Where to run, how to hide? I’ve always considered human life sacred. But my people are now being killed for virtually nothing by those whom we considered yesterday, if not brothers, then neighbors. They just come to our land and cities are being destroyed, women are being raped, sometimes even children,
they take out good, not even shunning dog houses, shoot at zoos,steal food from animals. They came to “denazify” us, but in the eyes of everything The Russian army looks like a bunch of fascists who have nothing sacred. Many Ukrainians have relatives in Russia, I have a lot of friends there myself. And I sincerely feel sorry for them, because because of one crazy asshole in power, the lives of MILLIONS of people are now collapsing.
Russians often complain about sanctions and bans, but it seems to me that this is a completely humane way to punish the aggressor country, because sanctions are
not shelling after all. I’m trying my best not to hate the language, but it’s getting harder and harder every day. I do not know how to pull out of myself

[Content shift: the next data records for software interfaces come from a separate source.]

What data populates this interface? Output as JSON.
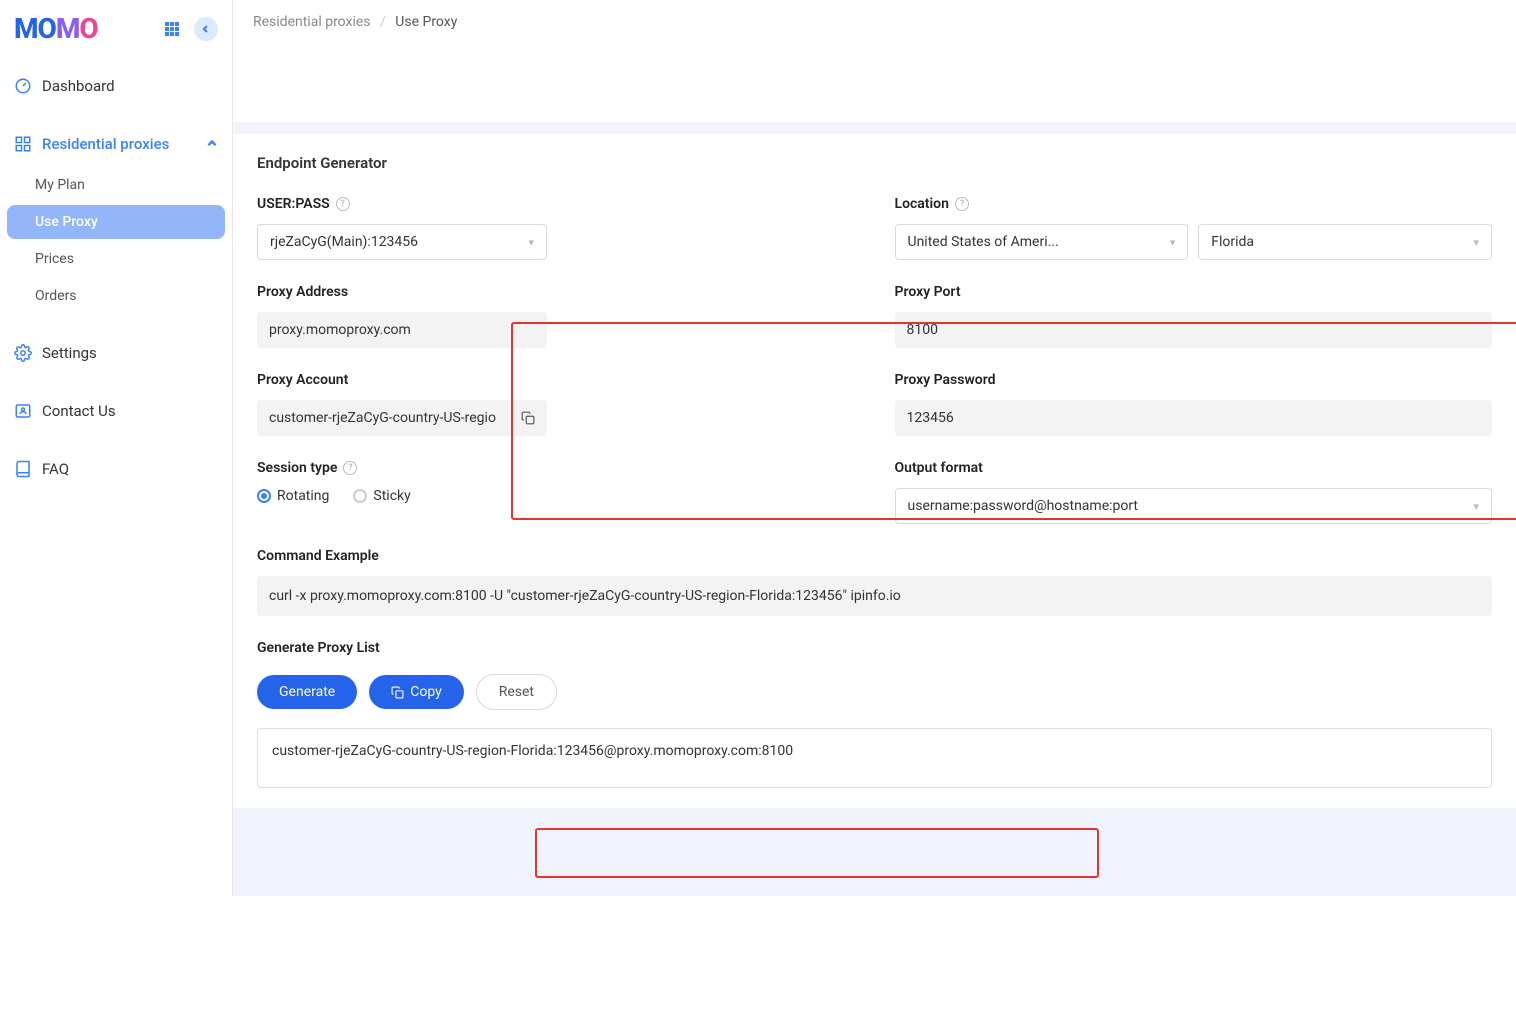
{
  "logo": {
    "m1": "M",
    "o1": "O",
    "m2": "M",
    "o2": "O"
  },
  "breadcrumb": {
    "root": "Residential proxies",
    "current": "Use Proxy"
  },
  "sidebar": {
    "dashboard": "Dashboard",
    "res_proxies": "Residential proxies",
    "sub": {
      "my_plan": "My Plan",
      "use_proxy": "Use Proxy",
      "prices": "Prices",
      "orders": "Orders"
    },
    "settings": "Settings",
    "contact": "Contact Us",
    "faq": "FAQ"
  },
  "section": {
    "endpoint_gen": "Endpoint Generator"
  },
  "labels": {
    "user_pass": "USER:PASS",
    "location": "Location",
    "proxy_address": "Proxy Address",
    "proxy_port": "Proxy Port",
    "proxy_account": "Proxy Account",
    "proxy_password": "Proxy Password",
    "session_type": "Session type",
    "output_format": "Output format",
    "command_example": "Command Example",
    "generate_list": "Generate Proxy List"
  },
  "values": {
    "user_pass": "rjeZaCyG(Main):123456",
    "country": "United States of Ameri...",
    "state": "Florida",
    "proxy_address": "proxy.momoproxy.com",
    "proxy_port": "8100",
    "proxy_account": "customer-rjeZaCyG-country-US-regio",
    "proxy_password": "123456",
    "output_format": "username:password@hostname:port",
    "command": "curl -x proxy.momoproxy.com:8100 -U \"customer-rjeZaCyG-country-US-region-Florida:123456\" ipinfo.io",
    "result": "customer-rjeZaCyG-country-US-region-Florida:123456@proxy.momoproxy.com:8100"
  },
  "session": {
    "rotating": "Rotating",
    "sticky": "Sticky"
  },
  "buttons": {
    "generate": "Generate",
    "copy": "Copy",
    "reset": "Reset"
  }
}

years of good attitude towards Russia, how not to be disappointed in the people of art, whose work I grew up on, and who now openly support all the atrocities that are happening in my country.
We didn’t ask to be saved. We just lived, planned the future, studied and worked. Now we don’t even have tomorrow. A life was taken from the whole country in one day, and I do not know how we will restore everything destroyed, not only on the streets, but also in our heads. I can’t imagine, as soon as I return to Kharkiv. How will I continue to live there, seeing burnt walls and destroyed houses. How I will look into the eyes of people who have experienced the death of loved ones or the loss of a home.
Everything will never be the same again, now everything, any problem will be viewed through the prism of war. Through comparison with her.